On November 12th, Summer Zervos, a former “Celebrity Apprentice” contestant, settled her defamation suit against Donald Trump.
Zervos sued Trump just days before he took office in 2016, after he called her a liar when she accused him of sexually assaulting her in 2007.
For the majority of Trump’s term in office, the lawsuit was stalled by a debate over whether the Supremacy Clause of the Constitution barred state courts from interfering with a sitting president’s official duties. Trump tried in March 2019 to have the case dismissed on this basis, but an intermediate court, the First Judicial Department, rejected his argument, citing the Supreme Court decision Clinton v. Jones (1997) that established that a sitting president could be sued in state courts over matters unrelated to their official duties.
The settlement comes a month before Zervos and Trump were set to undergo testimony under oath, and could have been in response to Trump’s attorney’s statement last month that she intended to bring counterclaims against Zervos under New York’s new anti-SLAPP law.

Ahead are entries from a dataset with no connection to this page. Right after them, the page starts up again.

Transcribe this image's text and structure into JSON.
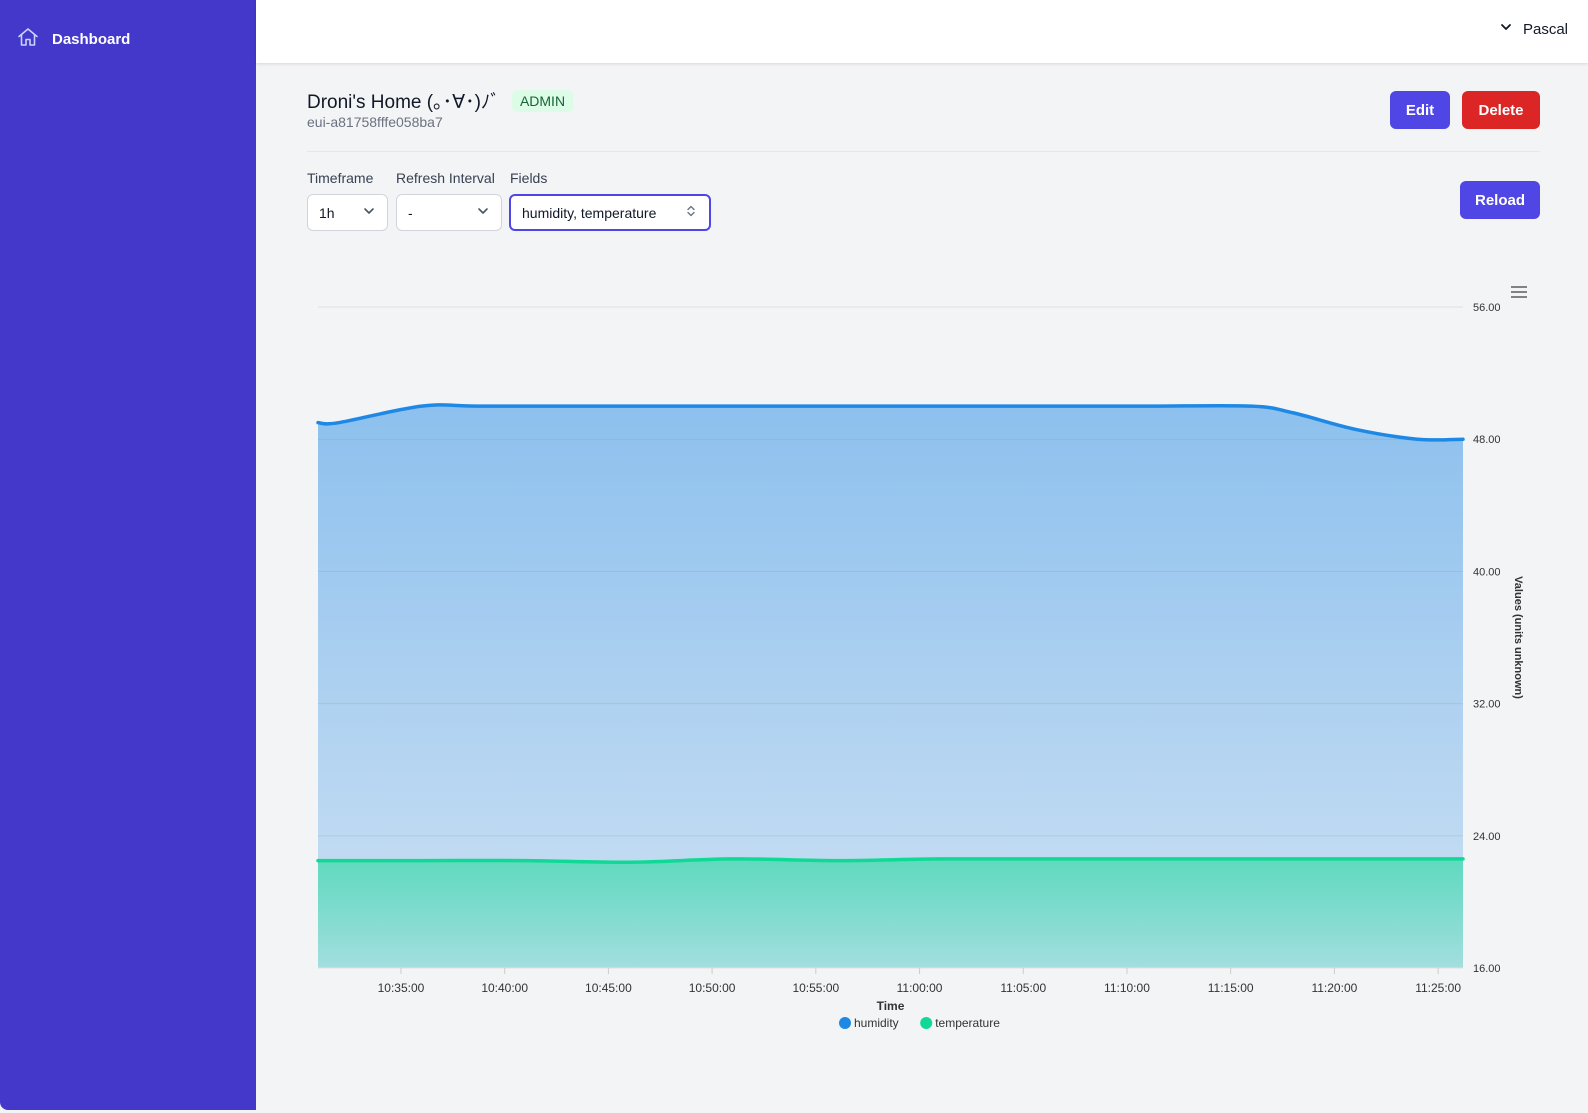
{
  "sidebar": {
    "items": [
      {
        "label": "Dashboard",
        "icon": "home-icon"
      }
    ]
  },
  "topbar": {
    "user_name": "Pascal"
  },
  "device": {
    "title": "Droni's Home (｡･∀･)ﾉﾞ",
    "role_badge": "ADMIN",
    "id": "eui-a81758fffe058ba7"
  },
  "actions": {
    "edit": "Edit",
    "delete": "Delete",
    "reload": "Reload"
  },
  "filters": {
    "timeframe_label": "Timeframe",
    "timeframe_value": "1h",
    "refresh_label": "Refresh Interval",
    "refresh_value": "-",
    "fields_label": "Fields",
    "fields_value": "humidity, temperature"
  },
  "colors": {
    "accent": "#4f46e5",
    "sidebar": "#4338ca",
    "danger": "#dc2626",
    "humidity": "#1e88e5",
    "temperature": "#10d995"
  },
  "chart_data": {
    "type": "area",
    "xlabel": "Time",
    "ylabel": "Values (units unknown)",
    "ylim": [
      16,
      56
    ],
    "y_ticks": [
      "16.00",
      "24.00",
      "32.00",
      "40.00",
      "48.00",
      "56.00"
    ],
    "x_ticks": [
      "10:35:00",
      "10:40:00",
      "10:45:00",
      "10:50:00",
      "10:55:00",
      "11:00:00",
      "11:05:00",
      "11:10:00",
      "11:15:00",
      "11:20:00",
      "11:25:00"
    ],
    "x_range_min": [
      -4,
      51.2
    ],
    "grid": true,
    "legend_position": "bottom-center",
    "series": [
      {
        "name": "humidity",
        "color": "#1e88e5",
        "x": [
          -4,
          -3,
          1,
          4,
          11,
          16,
          21,
          26,
          31,
          36,
          41,
          43,
          46,
          49,
          51.2
        ],
        "y": [
          49,
          49,
          50,
          50,
          50,
          50,
          50,
          50,
          50,
          50,
          50,
          49.6,
          48.6,
          48,
          48
        ]
      },
      {
        "name": "temperature",
        "color": "#10d995",
        "x": [
          -4,
          1,
          6,
          11,
          16,
          21,
          26,
          31,
          36,
          41,
          46,
          51.2
        ],
        "y": [
          22.5,
          22.5,
          22.5,
          22.4,
          22.6,
          22.5,
          22.6,
          22.6,
          22.6,
          22.6,
          22.6,
          22.6
        ]
      }
    ]
  }
}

Anti-SLAPP laws (Strategic Lawsuits Against Public Participation) are intended to prevent people from using courts, or potential threats of a lawsuit, to intimidate people who are exercising their First Amendment rights.
Zervos’ attorney told Courthouse News that she still “stands by the allegations in her complaint and has accepted no compensation.”